Time and autumn
My mom and I went hiking yesterday to Snow Lake near Snoqualamie Pass. Sylvia was there in the last wildflowers of summer.
Sylvia was born in August and it is now September. Which means I could now say my daughter died last month. Fall is rolling in, my favorite season, but she was born more in the summer. So she died in a different season. My birthday is coming up, but she died when I was 29, not 30. Time is moving on even though I feel completely paralyzed, trying to hold on to the ‘nearness’ of her being here…last month, last season, last year. Time is different now for us. It moves painfully, shockingly slow. I have never seen a new mom post pictures with a caption of, ‘Wow my baby is 3 months old! This has been the longest 3 months of my life! Time has just drug by!’ It is usually the complete opposite with begs and pleads for time to slow down and their baby to stay a baby forever, to stop growing and to preserve moments. Time flies for them. I always get the idea that if you ask a mom about the concept of time in relation to their growing children, their answer would be relating it to a fast forward, but only in hind sight. One day they look at their toddler…and realize they have a toddler.
Our time is slow.
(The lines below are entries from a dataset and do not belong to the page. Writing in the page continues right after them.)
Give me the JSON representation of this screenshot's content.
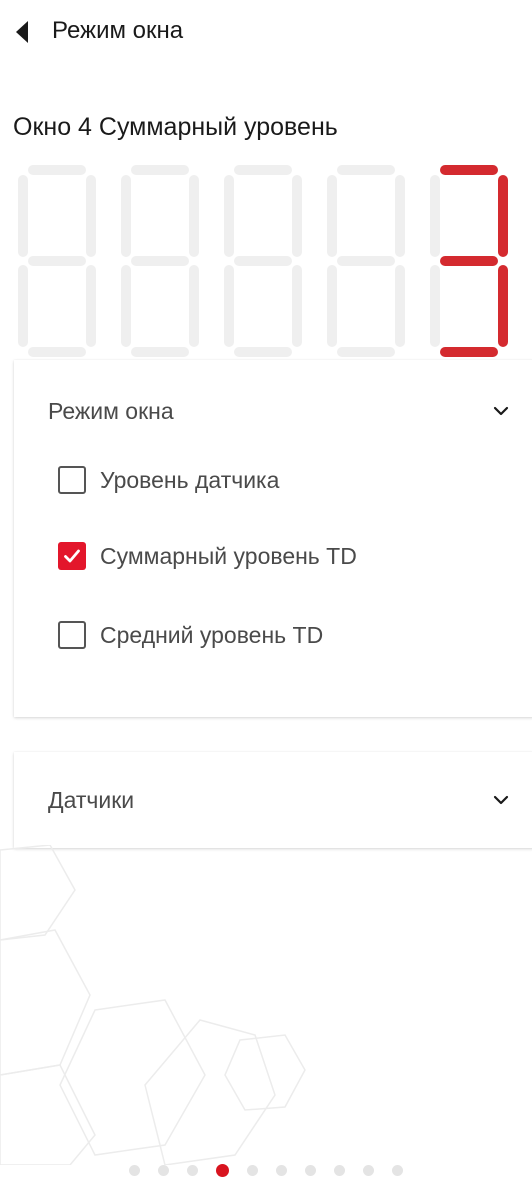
{
  "header": {
    "title": "Режим окна"
  },
  "window_title": "Окно 4 Суммарный уровень",
  "display": {
    "digit_count": 5,
    "active_digit_index": 4,
    "active_digit_value": "3",
    "active_color": "#d42a2f",
    "inactive_color": "#efefef"
  },
  "mode_panel": {
    "title": "Режим окна",
    "options": [
      {
        "label": "Уровень датчика",
        "checked": false
      },
      {
        "label": "Суммарный уровень TD",
        "checked": true
      },
      {
        "label": "Средний уровень TD",
        "checked": false
      }
    ]
  },
  "sensors_panel": {
    "title": "Датчики"
  },
  "pager": {
    "total": 10,
    "active_index": 3
  },
  "colors": {
    "accent": "#e3162b",
    "text": "#1a1a1a",
    "muted_text": "#4a4a4a"
  },
  "icons": {
    "back": "back-arrow-icon",
    "chevron": "chevron-down-icon",
    "check": "check-icon"
  }
}
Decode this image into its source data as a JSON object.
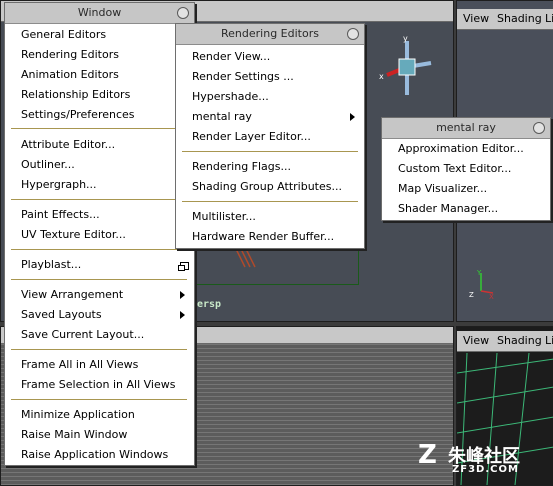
{
  "window_menu": {
    "title": "Window",
    "items": [
      "General Editors",
      "Rendering Editors",
      "Animation Editors",
      "Relationship Editors",
      "Settings/Preferences",
      "Attribute Editor...",
      "Outliner...",
      "Hypergraph...",
      "Paint Effects...",
      "UV Texture Editor...",
      "Playblast...",
      "View Arrangement",
      "Saved Layouts",
      "Save Current Layout...",
      "Frame All in All Views",
      "Frame Selection in All Views",
      "Minimize Application",
      "Raise Main Window",
      "Raise Application Windows"
    ]
  },
  "rendering_menu": {
    "title": "Rendering Editors",
    "items": [
      "Render View...",
      "Render Settings ...",
      "Hypershade...",
      "mental ray",
      "Render Layer Editor...",
      "Rendering Flags...",
      "Shading Group Attributes...",
      "Multilister...",
      "Hardware Render Buffer..."
    ]
  },
  "mentalray_menu": {
    "title": "mental ray",
    "items": [
      "Approximation Editor...",
      "Custom Text Editor...",
      "Map Visualizer...",
      "Shader Manager..."
    ]
  },
  "viewport_top_right": {
    "view": "View",
    "shading": "Shading",
    "lighting": "Lig"
  },
  "viewport_bottom_right": {
    "view": "View",
    "shading": "Shading",
    "lighting": "Lig"
  },
  "persp_label": "ersp",
  "watermark": {
    "brand": "朱峰社区",
    "url": "ZF3D.COM"
  },
  "colors": {
    "menu_bg": "#ffffff",
    "separator": "#a89650",
    "title_bar": "#c6c6c6"
  }
}
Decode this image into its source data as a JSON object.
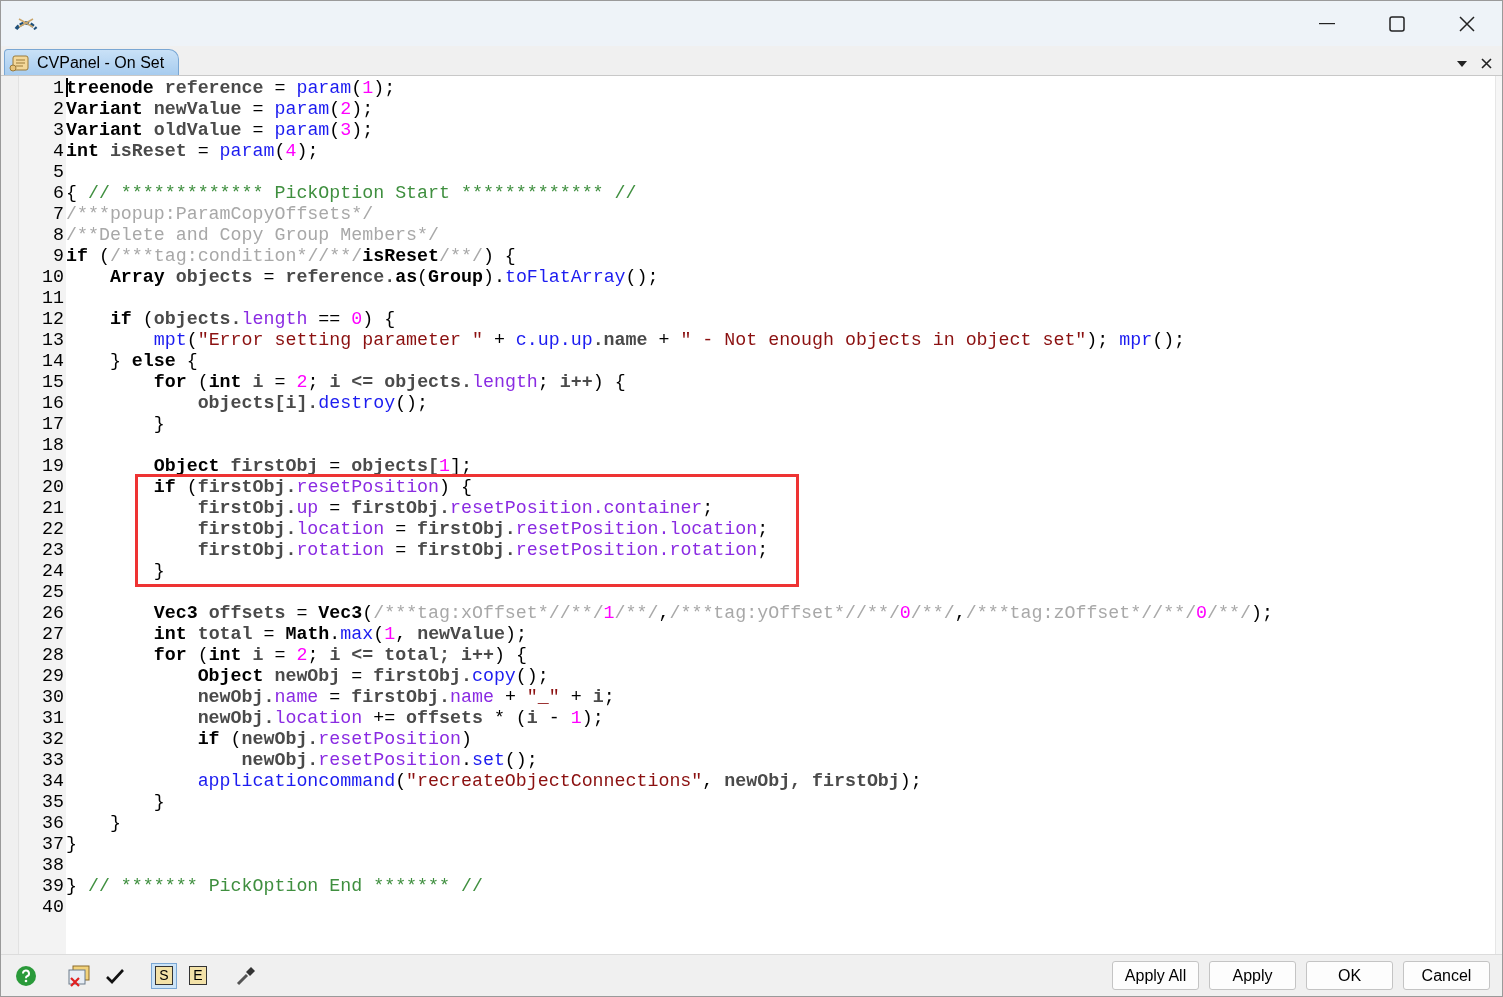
{
  "window": {
    "controls": [
      {
        "kind": "minimize"
      },
      {
        "kind": "maximize"
      },
      {
        "kind": "close"
      }
    ]
  },
  "tabs": [
    {
      "label": "CVPanel - On Set",
      "selected": true
    }
  ],
  "editor": {
    "blocks": [
      {
        "highlighted": false,
        "lines": [
          {
            "number": "1",
            "cursor": true,
            "tokens": [
              {
                "kind": "keyword",
                "text": "treenode"
              },
              {
                "kind": "ident",
                "text": " reference"
              },
              {
                "kind": "punct",
                "text": " = "
              },
              {
                "kind": "func",
                "text": "param"
              },
              {
                "kind": "punct",
                "text": "("
              },
              {
                "kind": "number",
                "text": "1"
              },
              {
                "kind": "punct",
                "text": ");"
              }
            ]
          },
          {
            "number": "2",
            "cursor": false,
            "tokens": [
              {
                "kind": "keyword",
                "text": "Variant"
              },
              {
                "kind": "ident",
                "text": " newValue"
              },
              {
                "kind": "punct",
                "text": " = "
              },
              {
                "kind": "func",
                "text": "param"
              },
              {
                "kind": "punct",
                "text": "("
              },
              {
                "kind": "number",
                "text": "2"
              },
              {
                "kind": "punct",
                "text": ");"
              }
            ]
          },
          {
            "number": "3",
            "cursor": false,
            "tokens": [
              {
                "kind": "keyword",
                "text": "Variant"
              },
              {
                "kind": "ident",
                "text": " oldValue"
              },
              {
                "kind": "punct",
                "text": " = "
              },
              {
                "kind": "func",
                "text": "param"
              },
              {
                "kind": "punct",
                "text": "("
              },
              {
                "kind": "number",
                "text": "3"
              },
              {
                "kind": "punct",
                "text": ");"
              }
            ]
          },
          {
            "number": "4",
            "cursor": false,
            "tokens": [
              {
                "kind": "keyword",
                "text": "int"
              },
              {
                "kind": "ident",
                "text": " isReset"
              },
              {
                "kind": "punct",
                "text": " = "
              },
              {
                "kind": "func",
                "text": "param"
              },
              {
                "kind": "punct",
                "text": "("
              },
              {
                "kind": "number",
                "text": "4"
              },
              {
                "kind": "punct",
                "text": ");"
              }
            ]
          },
          {
            "number": "5",
            "cursor": false
          },
          {
            "number": "6",
            "cursor": false,
            "tokens": [
              {
                "kind": "punct",
                "text": "{ "
              },
              {
                "kind": "comment",
                "text": "// ************* PickOption Start ************* //"
              }
            ]
          },
          {
            "number": "7",
            "cursor": false,
            "tokens": [
              {
                "kind": "tag",
                "text": "/***popup:ParamCopyOffsets*/"
              }
            ]
          },
          {
            "number": "8",
            "cursor": false,
            "tokens": [
              {
                "kind": "tag",
                "text": "/**Delete and Copy Group Members*/"
              }
            ]
          },
          {
            "number": "9",
            "cursor": false,
            "tokens": [
              {
                "kind": "keyword",
                "text": "if"
              },
              {
                "kind": "punct",
                "text": " ("
              },
              {
                "kind": "tag",
                "text": "/***tag:condition*//**/"
              },
              {
                "kind": "keyword",
                "text": "isReset"
              },
              {
                "kind": "tag",
                "text": "/**/"
              },
              {
                "kind": "punct",
                "text": ") {"
              }
            ]
          },
          {
            "number": "10",
            "cursor": false,
            "tokens": [
              {
                "kind": "keyword",
                "text": "    Array"
              },
              {
                "kind": "ident",
                "text": " objects"
              },
              {
                "kind": "punct",
                "text": " = "
              },
              {
                "kind": "ident",
                "text": "reference."
              },
              {
                "kind": "keyword",
                "text": "as"
              },
              {
                "kind": "punct",
                "text": "("
              },
              {
                "kind": "keyword",
                "text": "Group"
              },
              {
                "kind": "punct",
                "text": ")."
              },
              {
                "kind": "func",
                "text": "toFlatArray"
              },
              {
                "kind": "punct",
                "text": "();"
              }
            ]
          },
          {
            "number": "11",
            "cursor": false
          },
          {
            "number": "12",
            "cursor": false,
            "tokens": [
              {
                "kind": "keyword",
                "text": "    if"
              },
              {
                "kind": "punct",
                "text": " ("
              },
              {
                "kind": "ident",
                "text": "objects."
              },
              {
                "kind": "member",
                "text": "length"
              },
              {
                "kind": "punct",
                "text": " == "
              },
              {
                "kind": "number",
                "text": "0"
              },
              {
                "kind": "punct",
                "text": ") {"
              }
            ]
          },
          {
            "number": "13",
            "cursor": false,
            "tokens": [
              {
                "kind": "func",
                "text": "        mpt"
              },
              {
                "kind": "punct",
                "text": "("
              },
              {
                "kind": "string",
                "text": "\"Error setting parameter \""
              },
              {
                "kind": "punct",
                "text": " + "
              },
              {
                "kind": "func",
                "text": "c.up.up"
              },
              {
                "kind": "ident",
                "text": ".name"
              },
              {
                "kind": "punct",
                "text": " + "
              },
              {
                "kind": "string",
                "text": "\" - Not enough objects in object set\""
              },
              {
                "kind": "punct",
                "text": "); "
              },
              {
                "kind": "func",
                "text": "mpr"
              },
              {
                "kind": "punct",
                "text": "();"
              }
            ]
          },
          {
            "number": "14",
            "cursor": false,
            "tokens": [
              {
                "kind": "punct",
                "text": "    } "
              },
              {
                "kind": "keyword",
                "text": "else"
              },
              {
                "kind": "punct",
                "text": " {"
              }
            ]
          },
          {
            "number": "15",
            "cursor": false,
            "tokens": [
              {
                "kind": "keyword",
                "text": "        for"
              },
              {
                "kind": "punct",
                "text": " ("
              },
              {
                "kind": "keyword",
                "text": "int"
              },
              {
                "kind": "ident",
                "text": " i"
              },
              {
                "kind": "punct",
                "text": " = "
              },
              {
                "kind": "number",
                "text": "2"
              },
              {
                "kind": "punct",
                "text": "; "
              },
              {
                "kind": "ident",
                "text": "i <= objects."
              },
              {
                "kind": "member",
                "text": "length"
              },
              {
                "kind": "punct",
                "text": "; "
              },
              {
                "kind": "ident",
                "text": "i++"
              },
              {
                "kind": "punct",
                "text": ") {"
              }
            ]
          },
          {
            "number": "16",
            "cursor": false,
            "tokens": [
              {
                "kind": "ident",
                "text": "            objects[i]."
              },
              {
                "kind": "func",
                "text": "destroy"
              },
              {
                "kind": "punct",
                "text": "();"
              }
            ]
          },
          {
            "number": "17",
            "cursor": false,
            "tokens": [
              {
                "kind": "punct",
                "text": "        }"
              }
            ]
          },
          {
            "number": "18",
            "cursor": false
          },
          {
            "number": "19",
            "cursor": false,
            "tokens": [
              {
                "kind": "keyword",
                "text": "        Object"
              },
              {
                "kind": "ident",
                "text": " firstObj"
              },
              {
                "kind": "punct",
                "text": " = "
              },
              {
                "kind": "ident",
                "text": "objects["
              },
              {
                "kind": "number",
                "text": "1"
              },
              {
                "kind": "punct",
                "text": "];"
              }
            ]
          }
        ]
      },
      {
        "highlighted": true,
        "lines": [
          {
            "number": "20",
            "cursor": false,
            "tokens": [
              {
                "kind": "keyword",
                "text": "        if"
              },
              {
                "kind": "punct",
                "text": " ("
              },
              {
                "kind": "ident",
                "text": "firstObj."
              },
              {
                "kind": "member",
                "text": "resetPosition"
              },
              {
                "kind": "punct",
                "text": ") {"
              }
            ]
          },
          {
            "number": "21",
            "cursor": false,
            "tokens": [
              {
                "kind": "ident",
                "text": "            firstObj."
              },
              {
                "kind": "member",
                "text": "up"
              },
              {
                "kind": "punct",
                "text": " = "
              },
              {
                "kind": "ident",
                "text": "firstObj."
              },
              {
                "kind": "member",
                "text": "resetPosition.container"
              },
              {
                "kind": "punct",
                "text": ";"
              }
            ]
          },
          {
            "number": "22",
            "cursor": false,
            "tokens": [
              {
                "kind": "ident",
                "text": "            firstObj."
              },
              {
                "kind": "member",
                "text": "location"
              },
              {
                "kind": "punct",
                "text": " = "
              },
              {
                "kind": "ident",
                "text": "firstObj."
              },
              {
                "kind": "member",
                "text": "resetPosition.location"
              },
              {
                "kind": "punct",
                "text": ";"
              }
            ]
          },
          {
            "number": "23",
            "cursor": false,
            "tokens": [
              {
                "kind": "ident",
                "text": "            firstObj."
              },
              {
                "kind": "member",
                "text": "rotation"
              },
              {
                "kind": "punct",
                "text": " = "
              },
              {
                "kind": "ident",
                "text": "firstObj."
              },
              {
                "kind": "member",
                "text": "resetPosition.rotation"
              },
              {
                "kind": "punct",
                "text": ";"
              }
            ]
          },
          {
            "number": "24",
            "cursor": false,
            "tokens": [
              {
                "kind": "punct",
                "text": "        }"
              }
            ]
          }
        ]
      },
      {
        "highlighted": false,
        "lines": [
          {
            "number": "25",
            "cursor": false
          },
          {
            "number": "26",
            "cursor": false,
            "tokens": [
              {
                "kind": "keyword",
                "text": "        Vec3"
              },
              {
                "kind": "ident",
                "text": " offsets"
              },
              {
                "kind": "punct",
                "text": " = "
              },
              {
                "kind": "keyword",
                "text": "Vec3"
              },
              {
                "kind": "punct",
                "text": "("
              },
              {
                "kind": "tag",
                "text": "/***tag:xOffset*//**/"
              },
              {
                "kind": "number",
                "text": "1"
              },
              {
                "kind": "tag",
                "text": "/**/"
              },
              {
                "kind": "punct",
                "text": ","
              },
              {
                "kind": "tag",
                "text": "/***tag:yOffset*//**/"
              },
              {
                "kind": "number",
                "text": "0"
              },
              {
                "kind": "tag",
                "text": "/**/"
              },
              {
                "kind": "punct",
                "text": ","
              },
              {
                "kind": "tag",
                "text": "/***tag:zOffset*//**/"
              },
              {
                "kind": "number",
                "text": "0"
              },
              {
                "kind": "tag",
                "text": "/**/"
              },
              {
                "kind": "punct",
                "text": ");"
              }
            ]
          },
          {
            "number": "27",
            "cursor": false,
            "tokens": [
              {
                "kind": "keyword",
                "text": "        int"
              },
              {
                "kind": "ident",
                "text": " total"
              },
              {
                "kind": "punct",
                "text": " = "
              },
              {
                "kind": "keyword",
                "text": "Math"
              },
              {
                "kind": "punct",
                "text": "."
              },
              {
                "kind": "func",
                "text": "max"
              },
              {
                "kind": "punct",
                "text": "("
              },
              {
                "kind": "number",
                "text": "1"
              },
              {
                "kind": "punct",
                "text": ", "
              },
              {
                "kind": "ident",
                "text": "newValue"
              },
              {
                "kind": "punct",
                "text": ");"
              }
            ]
          },
          {
            "number": "28",
            "cursor": false,
            "tokens": [
              {
                "kind": "keyword",
                "text": "        for"
              },
              {
                "kind": "punct",
                "text": " ("
              },
              {
                "kind": "keyword",
                "text": "int"
              },
              {
                "kind": "ident",
                "text": " i"
              },
              {
                "kind": "punct",
                "text": " = "
              },
              {
                "kind": "number",
                "text": "2"
              },
              {
                "kind": "punct",
                "text": "; "
              },
              {
                "kind": "ident",
                "text": "i <= total; i++"
              },
              {
                "kind": "punct",
                "text": ") {"
              }
            ]
          },
          {
            "number": "29",
            "cursor": false,
            "tokens": [
              {
                "kind": "keyword",
                "text": "            Object"
              },
              {
                "kind": "ident",
                "text": " newObj"
              },
              {
                "kind": "punct",
                "text": " = "
              },
              {
                "kind": "ident",
                "text": "firstObj."
              },
              {
                "kind": "func",
                "text": "copy"
              },
              {
                "kind": "punct",
                "text": "();"
              }
            ]
          },
          {
            "number": "30",
            "cursor": false,
            "tokens": [
              {
                "kind": "ident",
                "text": "            newObj."
              },
              {
                "kind": "member",
                "text": "name"
              },
              {
                "kind": "punct",
                "text": " = "
              },
              {
                "kind": "ident",
                "text": "firstObj."
              },
              {
                "kind": "member",
                "text": "name"
              },
              {
                "kind": "punct",
                "text": " + "
              },
              {
                "kind": "string",
                "text": "\"_\""
              },
              {
                "kind": "punct",
                "text": " + "
              },
              {
                "kind": "ident",
                "text": "i"
              },
              {
                "kind": "punct",
                "text": ";"
              }
            ]
          },
          {
            "number": "31",
            "cursor": false,
            "tokens": [
              {
                "kind": "ident",
                "text": "            newObj."
              },
              {
                "kind": "member",
                "text": "location"
              },
              {
                "kind": "punct",
                "text": " += "
              },
              {
                "kind": "ident",
                "text": "offsets"
              },
              {
                "kind": "punct",
                "text": " * ("
              },
              {
                "kind": "ident",
                "text": "i"
              },
              {
                "kind": "punct",
                "text": " - "
              },
              {
                "kind": "number",
                "text": "1"
              },
              {
                "kind": "punct",
                "text": ");"
              }
            ]
          },
          {
            "number": "32",
            "cursor": false,
            "tokens": [
              {
                "kind": "keyword",
                "text": "            if"
              },
              {
                "kind": "punct",
                "text": " ("
              },
              {
                "kind": "ident",
                "text": "newObj."
              },
              {
                "kind": "member",
                "text": "resetPosition"
              },
              {
                "kind": "punct",
                "text": ")"
              }
            ]
          },
          {
            "number": "33",
            "cursor": false,
            "tokens": [
              {
                "kind": "ident",
                "text": "                newObj."
              },
              {
                "kind": "member",
                "text": "resetPosition"
              },
              {
                "kind": "punct",
                "text": "."
              },
              {
                "kind": "func",
                "text": "set"
              },
              {
                "kind": "punct",
                "text": "();"
              }
            ]
          },
          {
            "number": "34",
            "cursor": false,
            "tokens": [
              {
                "kind": "func",
                "text": "            applicationcommand"
              },
              {
                "kind": "punct",
                "text": "("
              },
              {
                "kind": "string",
                "text": "\"recreateObjectConnections\""
              },
              {
                "kind": "punct",
                "text": ", "
              },
              {
                "kind": "ident",
                "text": "newObj, firstObj"
              },
              {
                "kind": "punct",
                "text": ");"
              }
            ]
          },
          {
            "number": "35",
            "cursor": false,
            "tokens": [
              {
                "kind": "punct",
                "text": "        }"
              }
            ]
          },
          {
            "number": "36",
            "cursor": false,
            "tokens": [
              {
                "kind": "punct",
                "text": "    }"
              }
            ]
          },
          {
            "number": "37",
            "cursor": false,
            "tokens": [
              {
                "kind": "punct",
                "text": "}"
              }
            ]
          },
          {
            "number": "38",
            "cursor": false
          },
          {
            "number": "39",
            "cursor": false,
            "tokens": [
              {
                "kind": "punct",
                "text": "} "
              },
              {
                "kind": "comment",
                "text": "// ******* PickOption End ******* //"
              }
            ]
          },
          {
            "number": "40",
            "cursor": false
          }
        ]
      }
    ]
  },
  "toolbar": {
    "tools": [
      {
        "kind": "help"
      },
      {
        "kind": "sheet"
      },
      {
        "kind": "check"
      },
      {
        "kind": "letter",
        "label": "S",
        "selected": true
      },
      {
        "kind": "letter",
        "label": "E",
        "selected": false
      },
      {
        "kind": "picker"
      }
    ],
    "buttons": [
      "Apply All",
      "Apply",
      "OK",
      "Cancel"
    ]
  }
}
My days drag, weeks take forever and this five weeks has been the longest of my life. It’s only been five weeks. I keep having to remind myself. Five weeks. Five weeks. Five. Weeks. I mentioned in an earlier post that I related our lives after Sylvia’s death to being diagnosed with a terminal illness. This terminal illness, however, allows you to live as long as you normally would, but everything you do, for every second of your day, you will be thinking about it, you will be consumed by it, you will grieve about it, you will fear it, you will have flash backs that debilitate you and you will feel an emptiness that is unimaginable. You can function, but only on a level that the chaos and sadness that is constantly pounding in your head allows. But! You also will remember the happiness, cling to the memories and pray you can find joy again. Your lows are to a depth that only those with the same diagnosis can relate and your highs will never be as high, or not without pangs of sadness. But this disease won’t kill you, it just is there, exhausting you mentally, physically and emotionally. Every, single, second until you die, just as you normally would have, except you are not the same.
That is the closest I can come in a feeble writing attempt to create an analogy of life after your child dies.
I have come up with lots of analogies, attempts at an explanation of my thoughts and emotions that I thought originally were to help others understand. I realize now that these comparisons, metaphors and phrases are really just to try and help my very analytical brain understand what still seems totally and completely unreal. I keep talking and stumbling and processing and crumbling and writing and crying to create some connection in my head that this is my life, for the rest of my life. It has been five weeks. I will live the rest of my life like this. As I have quoted before, this pain is not a burden. Perhaps hourly I thank Sylvia for her life, her love and her legacy. We are so thankful, grateful and honored to be her parents.
It’s fall now, little girl. You would have loved it.